The most important signing, however, was the promotion of Messi from Barcelona B. Having made his debut the previous season visa issues complicated his permanent first-team introduction, but the Rosario-born wonderkid finally obtained Spanish citizenship and from September onwards was a fixture in the starting line-up.
On the pitch, early results went against the Liga holders. Barca triumphed in just two of their first seven games, a run that included a 2-1 defeat at the hands of Atletico Madrid. But Rijkaard's men later found their stride, and embarked on an awesome run of 15 straight wins in which the trio of Ronaldinho, Eto'o and Messi, admirably supported by Deco playing deeper, began to net against all-comers.
Real Madrid's Galacticos, meanwhile, were struggling to shine. Despite spending almost €100m on stars like Sergio Ramos, Robinho, Antonio Cassano and Julio Baptista the team coached by Brazilian Luxemburgo seriously underachieved, losing six times in the first half of La Liga alone. Luxemburgo's 'magic triangle', an attempt to impose the Brazilian 4-2-2-2 formation on David Beckham, Zinedine Zidane, Ronaldo and the rest of Madrid's idols, failed miserably, and he was eventually sacked in December; a 3-0 drubbing at home to Barcelona in which Ronaldinho hit twice and was given a standing ovation by the Bernabeu ultimately sealed his fate.
Long-time Castilla boss Caro took over for the rest of the season and results improve in the capital, but it was not enough to change the destiny of the Liga title. While further defeats followed for Barcelona in a subdued second half of the campaign it was enough to waltz to the title, as the Champions League took centre-stage.
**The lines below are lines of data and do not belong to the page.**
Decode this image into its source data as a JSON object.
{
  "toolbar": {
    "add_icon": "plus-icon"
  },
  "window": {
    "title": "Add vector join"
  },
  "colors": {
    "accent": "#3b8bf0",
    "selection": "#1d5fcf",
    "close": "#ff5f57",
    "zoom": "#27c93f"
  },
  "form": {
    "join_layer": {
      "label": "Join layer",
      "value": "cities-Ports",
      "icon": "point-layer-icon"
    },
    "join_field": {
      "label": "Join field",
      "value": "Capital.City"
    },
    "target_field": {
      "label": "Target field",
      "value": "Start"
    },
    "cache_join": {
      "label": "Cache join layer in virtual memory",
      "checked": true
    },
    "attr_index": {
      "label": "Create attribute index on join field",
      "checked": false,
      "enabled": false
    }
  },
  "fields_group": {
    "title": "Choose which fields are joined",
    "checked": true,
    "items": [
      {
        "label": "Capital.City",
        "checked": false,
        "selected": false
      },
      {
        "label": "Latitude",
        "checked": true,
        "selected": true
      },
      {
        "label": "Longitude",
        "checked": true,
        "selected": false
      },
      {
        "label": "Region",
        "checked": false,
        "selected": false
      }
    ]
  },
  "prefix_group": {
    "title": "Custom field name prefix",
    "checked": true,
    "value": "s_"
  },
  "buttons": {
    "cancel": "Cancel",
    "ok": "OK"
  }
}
Barca could even lose their last two Liga outings and still maintain a winning margin of 12 points, testament to their dominance over the season.
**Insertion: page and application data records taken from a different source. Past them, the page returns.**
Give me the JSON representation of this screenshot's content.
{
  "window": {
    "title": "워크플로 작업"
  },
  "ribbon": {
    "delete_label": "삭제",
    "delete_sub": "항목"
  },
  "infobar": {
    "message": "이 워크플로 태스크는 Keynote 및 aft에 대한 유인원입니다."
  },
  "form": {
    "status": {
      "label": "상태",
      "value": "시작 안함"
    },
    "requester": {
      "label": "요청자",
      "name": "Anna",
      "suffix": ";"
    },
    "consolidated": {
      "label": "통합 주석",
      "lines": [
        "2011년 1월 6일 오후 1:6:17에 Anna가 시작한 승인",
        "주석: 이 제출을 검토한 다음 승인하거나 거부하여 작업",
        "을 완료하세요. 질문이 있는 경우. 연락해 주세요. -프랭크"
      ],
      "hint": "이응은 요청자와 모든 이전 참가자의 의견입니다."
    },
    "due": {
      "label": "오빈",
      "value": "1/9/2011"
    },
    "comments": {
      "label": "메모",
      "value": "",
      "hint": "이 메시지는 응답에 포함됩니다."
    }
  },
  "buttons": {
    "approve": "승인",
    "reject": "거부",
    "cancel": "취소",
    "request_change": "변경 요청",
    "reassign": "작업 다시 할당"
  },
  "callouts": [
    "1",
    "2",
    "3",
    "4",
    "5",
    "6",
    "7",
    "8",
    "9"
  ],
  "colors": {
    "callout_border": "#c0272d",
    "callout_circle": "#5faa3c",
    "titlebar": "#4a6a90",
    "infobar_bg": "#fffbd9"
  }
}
Madrid nevertheless grabbed a respectable second; the final Champions League spots, meanwhile, went to Valencia and the season's surprise package Osasuna, who under the direction of Javier Aguirre qualified for the competition for the first time in their history.
PLAYER OF THE SEASON
The mercurial Brazilian was at the very height of his powers in 2005-06, a year in which he was named FIFA World Player of the Year for a second time as well as his first and only Ballon d'Or. Ronaldinho smashed 17 goals in La Liga and generally tortured his opponents in what many consider his greatest-ever season.
MANAGER OF THE SEASON
No arguments over this one, as the Dutchman moulded his talented side into a unit full of attacking flair and collective genius to walk La Liga.
SAMUEL ETO'O - 26 GOALS
The principal beneficiary of Ronaldinho's genius, Eto'o built on his memorable debut season with an even better second term at Camp Nou. The Cameroonian hit 26 goals in just 34 games to finish top scorer for the first and only time in Spain, going one better than runner-up David Villa.
MOST EXPENSIVE TRANSFER
Sevilla to Real Madrid
KEY MOMENT OF THE SEASON
Without a doubt, Ronaldinho's masterclass at the Bernabeu was the pivotal moment of the 2005-6 season. The Brazilian was unstoppable, and became only the second player after the great Diego Maradona to win the grudging admiration of the ever-hostile Madrid support.